Elizabeth stopped and put her clinched fists on her hips. “Public fears? The public should fear for what will happen if the company lets public opinion shut us down!” She was visibly riled. Her eyes seemed to almost burn with both anger at what he was suggesting, and a passion for her belief in the work of the eminent Dr. Hawthorne.
Gordon tried to calm her down. “There has always been a moral debate over brain research and the experimentation that goes with it, but it’s always been allowed to continue—”
“Sure it has, with more and more restrictions levied each time!” She said, without looking at him. The click of her heels echoed her frustration with each step down the corridor.
Gordon didn’t try to keep pace. He wasn’t one that needed to justify anything, after all. Elizabeth’s reaction wasn’t altogether unexpected, though. While she didn’t say so, Gordon Burke was pretty sure that his reputation had preceded him. He was an independent consultant hired by the company, and the company had already terminated three other high profile projects on his recommendation. The word about the company watch dog had undoubtedly spread. That was why the lab was given minimal notice to his visit. But that wasn’t too much less than the notice he received about his trip to the moon. The chairman of the board called him personally, at home, in the middle of the night not more than twenty hours earlier. He imparted to Burke the turmoil that the animal rights groups could cause for both the company and the beneficial research into brain disorders they had invested billions in. The chairman had put such high priority on this evaluation, Gordon didn’t even have the opportunity to tell anyone that he was going to the moon.
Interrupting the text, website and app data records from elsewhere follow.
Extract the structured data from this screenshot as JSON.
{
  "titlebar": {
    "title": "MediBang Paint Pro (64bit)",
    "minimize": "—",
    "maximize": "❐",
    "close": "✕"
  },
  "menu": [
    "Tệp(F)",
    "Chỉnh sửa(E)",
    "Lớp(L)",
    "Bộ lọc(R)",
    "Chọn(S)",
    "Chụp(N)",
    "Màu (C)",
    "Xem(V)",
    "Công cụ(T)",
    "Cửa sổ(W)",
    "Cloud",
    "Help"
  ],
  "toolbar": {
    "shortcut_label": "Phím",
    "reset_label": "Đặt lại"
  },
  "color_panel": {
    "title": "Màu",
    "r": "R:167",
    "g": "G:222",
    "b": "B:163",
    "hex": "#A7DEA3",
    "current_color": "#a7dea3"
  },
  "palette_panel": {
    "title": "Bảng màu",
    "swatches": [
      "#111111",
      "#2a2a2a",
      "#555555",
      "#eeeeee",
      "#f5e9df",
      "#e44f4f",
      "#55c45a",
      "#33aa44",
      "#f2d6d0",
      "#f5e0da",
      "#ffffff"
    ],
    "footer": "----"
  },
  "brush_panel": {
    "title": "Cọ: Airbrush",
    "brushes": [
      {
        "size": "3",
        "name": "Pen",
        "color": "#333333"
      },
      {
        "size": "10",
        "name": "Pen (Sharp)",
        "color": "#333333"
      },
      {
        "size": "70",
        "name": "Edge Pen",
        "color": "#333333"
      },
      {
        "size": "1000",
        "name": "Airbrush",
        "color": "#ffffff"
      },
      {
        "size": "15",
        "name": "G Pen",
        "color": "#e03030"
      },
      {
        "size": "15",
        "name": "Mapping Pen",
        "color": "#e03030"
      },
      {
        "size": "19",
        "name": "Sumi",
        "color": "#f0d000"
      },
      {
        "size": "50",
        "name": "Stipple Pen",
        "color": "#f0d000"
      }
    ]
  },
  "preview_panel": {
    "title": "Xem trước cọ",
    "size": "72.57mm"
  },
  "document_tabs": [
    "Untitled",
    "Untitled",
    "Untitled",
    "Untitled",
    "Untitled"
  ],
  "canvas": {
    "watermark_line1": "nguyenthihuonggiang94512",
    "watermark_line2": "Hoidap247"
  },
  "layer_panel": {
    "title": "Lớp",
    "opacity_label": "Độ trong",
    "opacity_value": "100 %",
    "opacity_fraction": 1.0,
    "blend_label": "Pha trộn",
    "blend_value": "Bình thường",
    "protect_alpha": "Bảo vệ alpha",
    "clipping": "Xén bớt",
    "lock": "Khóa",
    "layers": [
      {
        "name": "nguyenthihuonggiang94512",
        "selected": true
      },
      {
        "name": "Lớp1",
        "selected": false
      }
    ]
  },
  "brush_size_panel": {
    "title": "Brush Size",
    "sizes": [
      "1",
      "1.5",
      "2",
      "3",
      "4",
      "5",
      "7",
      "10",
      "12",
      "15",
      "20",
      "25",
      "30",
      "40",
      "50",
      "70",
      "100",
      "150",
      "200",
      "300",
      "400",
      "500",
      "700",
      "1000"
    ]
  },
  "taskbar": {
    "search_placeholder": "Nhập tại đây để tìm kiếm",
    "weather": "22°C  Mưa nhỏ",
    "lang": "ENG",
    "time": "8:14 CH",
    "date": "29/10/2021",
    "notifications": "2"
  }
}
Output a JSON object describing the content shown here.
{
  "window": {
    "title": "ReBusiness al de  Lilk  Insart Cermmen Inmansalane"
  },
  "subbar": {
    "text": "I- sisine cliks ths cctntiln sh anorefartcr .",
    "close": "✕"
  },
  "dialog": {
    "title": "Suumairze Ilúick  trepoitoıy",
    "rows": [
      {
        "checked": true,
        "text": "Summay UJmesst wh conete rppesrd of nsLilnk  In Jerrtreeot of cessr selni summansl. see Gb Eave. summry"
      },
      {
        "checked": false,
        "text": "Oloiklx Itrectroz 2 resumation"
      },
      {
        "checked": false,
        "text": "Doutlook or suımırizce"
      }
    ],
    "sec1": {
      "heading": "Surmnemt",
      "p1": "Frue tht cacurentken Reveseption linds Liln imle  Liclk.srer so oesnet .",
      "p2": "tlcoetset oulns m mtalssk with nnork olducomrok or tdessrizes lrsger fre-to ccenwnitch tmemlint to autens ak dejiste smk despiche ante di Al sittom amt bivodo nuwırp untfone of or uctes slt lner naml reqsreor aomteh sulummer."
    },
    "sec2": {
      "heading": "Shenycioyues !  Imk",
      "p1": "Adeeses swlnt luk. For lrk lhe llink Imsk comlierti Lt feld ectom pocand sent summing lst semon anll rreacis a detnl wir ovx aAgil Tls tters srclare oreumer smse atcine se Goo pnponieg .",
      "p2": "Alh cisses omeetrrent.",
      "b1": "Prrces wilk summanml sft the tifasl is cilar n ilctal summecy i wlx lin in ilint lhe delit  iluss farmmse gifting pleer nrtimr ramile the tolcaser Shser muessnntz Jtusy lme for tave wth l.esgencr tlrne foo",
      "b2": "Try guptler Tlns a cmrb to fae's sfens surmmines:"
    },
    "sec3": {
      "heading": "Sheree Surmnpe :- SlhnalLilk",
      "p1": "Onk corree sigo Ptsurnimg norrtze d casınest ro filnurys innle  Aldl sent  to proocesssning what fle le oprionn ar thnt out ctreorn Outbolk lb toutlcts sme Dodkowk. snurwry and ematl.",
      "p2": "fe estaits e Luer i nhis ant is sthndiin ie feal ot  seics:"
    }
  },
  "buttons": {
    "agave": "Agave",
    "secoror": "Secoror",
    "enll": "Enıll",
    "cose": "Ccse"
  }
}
Elizabeth had already rounded the corner ahead to the right, and was out of his sight. He hoped that she wouldn’t forget about him, at least, so he wouldn’t get lost. But then again, maybe if he roamed around unescorted, he’d get a more honest representation of the work done here.
He turned the corner, and saw her speaking with an older man wearing a white lab coat. She was still obviously flustered, speaking with one hand on her hip, the other on her forehead. As he got closer, he heard her mutter something to the man that sounded a lot like, idiot bean counter.
Gordon stopped next to her, not looking amused. “Idiot, Ms. Martin, is defined as a person with an I.Q. of twenty five or less. Mine is one-fifty-two, and I assure you I haven’t counted beans since the two weeks I spent in kindergarten.”
<Continued in the full story coming soon to the Kindle>